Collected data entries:

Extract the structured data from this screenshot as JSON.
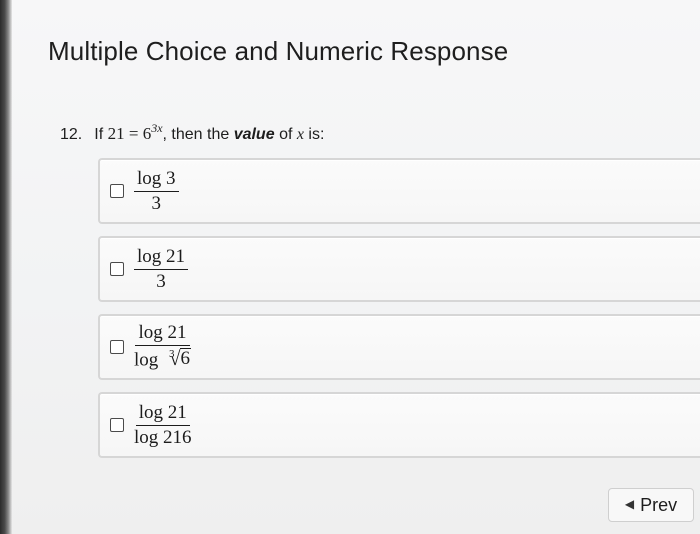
{
  "header": {
    "title": "Multiple Choice and Numeric Response"
  },
  "question": {
    "number": "12.",
    "prefix": "If",
    "lhs": "21",
    "equals": "=",
    "base": "6",
    "exponent": "3x",
    "text_mid": ", then the",
    "bold_word": "value",
    "text_of": "of",
    "variable": "x",
    "text_end": "is:"
  },
  "choices": [
    {
      "numerator": "log 3",
      "denominator": "3"
    },
    {
      "numerator": "log 21",
      "denominator": "3"
    },
    {
      "numerator": "log 21",
      "denominator_prefix": "log",
      "radical_index": "3",
      "radicand": "6"
    },
    {
      "numerator": "log 21",
      "denominator": "log 216"
    }
  ],
  "nav": {
    "prev_label": "Prev",
    "prev_icon": "triangle-left-icon"
  }
}
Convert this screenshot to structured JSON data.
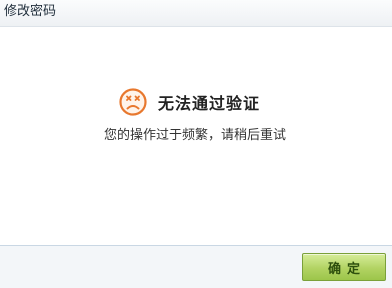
{
  "window": {
    "title": "修改密码"
  },
  "message": {
    "headline": "无法通过验证",
    "detail": "您的操作过于频繁，请稍后重试",
    "icon": "sad-face-icon"
  },
  "footer": {
    "confirm_label": "确定"
  },
  "colors": {
    "icon_orange": "#e8782e",
    "button_green": "#b2d363",
    "footer_border": "#c9d7e4"
  }
}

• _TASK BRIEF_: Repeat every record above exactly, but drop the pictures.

• _RESULT OF THIS TASK_:
Extract the structured data from this screenshot as JSON.
{
  "header": {
    "title": "Multiple Choice and Numeric Response"
  },
  "question": {
    "number": "12.",
    "prefix": "If",
    "lhs": "21",
    "equals": "=",
    "base": "6",
    "exponent": "3x",
    "text_mid": ", then the",
    "bold_word": "value",
    "text_of": "of",
    "variable": "x",
    "text_end": "is:"
  },
  "choices": [
    {
      "numerator": "log 3",
      "denominator": "3"
    },
    {
      "numerator": "log 21",
      "denominator": "3"
    },
    {
      "numerator": "log 21",
      "denominator_prefix": "log",
      "radical_index": "3",
      "radicand": "6"
    },
    {
      "numerator": "log 21",
      "denominator": "log 216"
    }
  ],
  "nav": {
    "prev_label": "Prev",
    "prev_icon": "triangle-left-icon"
  }
}
Convert this screenshot to structured JSON data.
{
  "window": {
    "title": "修改密码"
  },
  "message": {
    "headline": "无法通过验证",
    "detail": "您的操作过于频繁，请稍后重试",
    "icon": "sad-face-icon"
  },
  "footer": {
    "confirm_label": "确定"
  },
  "colors": {
    "icon_orange": "#e8782e",
    "button_green": "#b2d363",
    "footer_border": "#c9d7e4"
  }
}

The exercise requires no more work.